Is Snow Plant my favorite Lake Tahoe wildflower? Perhaps so, because it is always a delight to happen upon this bright red forest herb as it sprouts up through the dried pine needles or snow on the forest floor. Other wildflower lovers show their affection for Snow Plant too, because I often find it with a protective ring of rocks or pine cones that were placed around it by some good soul who passed by it before me, warning, "Don't step on the lovely little Snow Plant."
Sarcodes Sanguinea is unique to coniferous forests in the southwestern United States, from southern Oregon to southern California. It's a really different kind of plant! Snow Plant is saprophytic herb, which means this is really a parasite and it doesn't have chlorophyll, meaning it is unable to photosynthesize. Instead, it feeds on fungi that attach to tree roots. All this makes Snow Plant even more special!
Tahoe Yellow Cress
You gotta love the Tahoe Yellow Cress for its tenacity, even though this tiny bloomer may not have the showy appeal of other Lake Tahoe wildflowers. Rorippa Subumbellata is a rare plant that only occurs on the shores of Lake Tahoe in California and Nevada.
My first time seeing Tahoe Yellow Cress was from the outside looking through a wire fence around it, on the beach near South Lake Tahoe. Why the fence? Because this little bush like plant is so rare that many government and nonprofit groups and legislators are working hard to save Tahoe Yellow Cress from extinction. Even though its adapted well to lake levels and recreational uses on the shorezone, Tahoe Yellow Cress just needs a little loving care from us all.

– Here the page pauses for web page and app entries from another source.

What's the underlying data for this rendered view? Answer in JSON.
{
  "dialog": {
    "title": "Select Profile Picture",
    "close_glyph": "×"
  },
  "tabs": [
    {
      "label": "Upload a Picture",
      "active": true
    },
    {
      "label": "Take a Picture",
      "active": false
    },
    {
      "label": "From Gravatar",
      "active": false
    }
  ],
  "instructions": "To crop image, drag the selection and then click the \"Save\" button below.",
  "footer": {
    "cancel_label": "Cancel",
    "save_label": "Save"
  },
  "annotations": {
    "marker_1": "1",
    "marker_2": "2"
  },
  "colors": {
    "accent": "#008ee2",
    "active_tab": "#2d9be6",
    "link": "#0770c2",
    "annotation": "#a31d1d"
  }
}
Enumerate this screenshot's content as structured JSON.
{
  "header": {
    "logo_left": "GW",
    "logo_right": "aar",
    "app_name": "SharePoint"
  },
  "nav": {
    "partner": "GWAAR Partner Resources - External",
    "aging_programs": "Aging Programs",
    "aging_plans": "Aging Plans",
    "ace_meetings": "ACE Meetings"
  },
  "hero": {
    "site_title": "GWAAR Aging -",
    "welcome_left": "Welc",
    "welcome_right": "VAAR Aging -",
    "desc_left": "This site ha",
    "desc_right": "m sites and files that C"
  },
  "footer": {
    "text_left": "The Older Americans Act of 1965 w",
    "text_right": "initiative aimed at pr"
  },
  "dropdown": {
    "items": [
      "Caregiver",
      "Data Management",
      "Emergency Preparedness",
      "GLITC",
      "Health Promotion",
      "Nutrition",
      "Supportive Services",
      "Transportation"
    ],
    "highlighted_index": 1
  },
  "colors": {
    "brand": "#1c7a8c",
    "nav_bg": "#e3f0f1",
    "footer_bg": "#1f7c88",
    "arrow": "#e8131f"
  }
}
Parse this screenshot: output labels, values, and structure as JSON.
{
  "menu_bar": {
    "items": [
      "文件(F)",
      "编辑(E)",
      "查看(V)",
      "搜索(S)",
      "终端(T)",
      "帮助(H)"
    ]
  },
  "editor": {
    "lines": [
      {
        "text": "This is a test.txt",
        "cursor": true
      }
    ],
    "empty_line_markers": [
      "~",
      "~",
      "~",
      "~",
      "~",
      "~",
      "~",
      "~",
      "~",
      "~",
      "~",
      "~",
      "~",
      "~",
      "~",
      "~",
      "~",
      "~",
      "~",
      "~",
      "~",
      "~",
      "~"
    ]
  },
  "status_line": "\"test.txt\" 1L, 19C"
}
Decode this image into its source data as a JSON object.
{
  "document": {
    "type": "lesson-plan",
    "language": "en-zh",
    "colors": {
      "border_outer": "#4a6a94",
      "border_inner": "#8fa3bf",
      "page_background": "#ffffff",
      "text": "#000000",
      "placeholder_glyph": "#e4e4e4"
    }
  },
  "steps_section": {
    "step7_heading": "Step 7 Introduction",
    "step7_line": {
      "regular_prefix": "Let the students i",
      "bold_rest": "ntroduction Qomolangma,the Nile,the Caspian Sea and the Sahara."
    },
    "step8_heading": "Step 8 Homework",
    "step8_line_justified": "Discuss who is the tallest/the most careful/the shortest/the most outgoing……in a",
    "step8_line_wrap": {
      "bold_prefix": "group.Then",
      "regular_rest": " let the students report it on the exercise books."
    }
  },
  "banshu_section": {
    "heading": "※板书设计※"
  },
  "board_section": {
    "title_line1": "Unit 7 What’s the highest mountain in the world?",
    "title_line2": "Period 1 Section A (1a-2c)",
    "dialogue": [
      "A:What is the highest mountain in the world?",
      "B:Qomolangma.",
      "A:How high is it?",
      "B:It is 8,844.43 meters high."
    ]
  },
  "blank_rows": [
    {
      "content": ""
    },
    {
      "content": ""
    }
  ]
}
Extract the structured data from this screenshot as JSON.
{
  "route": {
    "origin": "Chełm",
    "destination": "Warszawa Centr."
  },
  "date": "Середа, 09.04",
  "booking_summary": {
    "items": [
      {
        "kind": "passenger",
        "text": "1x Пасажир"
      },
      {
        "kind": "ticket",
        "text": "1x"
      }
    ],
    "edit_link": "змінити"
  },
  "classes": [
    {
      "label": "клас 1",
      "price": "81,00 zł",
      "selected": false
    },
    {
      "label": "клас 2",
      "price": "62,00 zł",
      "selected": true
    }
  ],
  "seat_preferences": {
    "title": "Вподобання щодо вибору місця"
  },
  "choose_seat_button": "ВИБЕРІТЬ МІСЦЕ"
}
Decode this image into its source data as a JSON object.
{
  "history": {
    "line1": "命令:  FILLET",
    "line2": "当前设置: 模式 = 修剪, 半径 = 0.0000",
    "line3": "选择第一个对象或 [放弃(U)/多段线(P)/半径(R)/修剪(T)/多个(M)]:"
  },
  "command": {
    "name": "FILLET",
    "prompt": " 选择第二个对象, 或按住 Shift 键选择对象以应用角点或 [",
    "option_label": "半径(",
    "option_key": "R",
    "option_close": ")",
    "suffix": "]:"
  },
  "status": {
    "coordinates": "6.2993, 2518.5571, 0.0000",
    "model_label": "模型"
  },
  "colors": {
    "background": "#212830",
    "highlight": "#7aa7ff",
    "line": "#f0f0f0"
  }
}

Thanks for the image: Pacific Southwest Region USFWS from Sacramento, US, Public domain, via Wikimedia Commons
Spreading Phlox: Phlox Diffusa
You can find Spreading Phlox in open areas and high up rocky places around Lake Tahoe, often growing next to the hiking path. This matted perennial has sprawling stems that are 4-12 inches long, with fragrant flowers all over each plant. This phlox greets you in the summer from June through August, with flowers that are often white as newly fallen snow. The flowers can also be white, lavender pinkish or blue, as well.
Whether you find sparsely scattered little bushes of this phlox, or a mass of them surrounding you as you amble along the open trail, this wildflower is always a delight! And, don't forget to bend down and get a nose full of its wonderful scent!
Thanks for the image: Walter Siegmund, CC BY-SA 3.0, via Wikimedia Commons"
We love the vibrant prickly Anderson's Thistle so much that it's the first wildflower we featured on this website, back in the mid-90's. Back then this site was called HighSierra.com and the thistle we featured was photographed in our own yard on the edge of the Truckee River Meadow in South Lake Tahoe.
This spiny perennial with its bright flower heads grows up to 40 inches tall, and likes to live in the shade or open, especially near the edge of a tree line such as you find next to an open meadow.
Thanks for the image: Dcrjsr, CC BY 3.0, via Wikimedia Commons
Thank you for visiting our Lake Tahoe wildflowers page. More Lake Tahoe wildflowers are coming soon! We're just getting started with this page.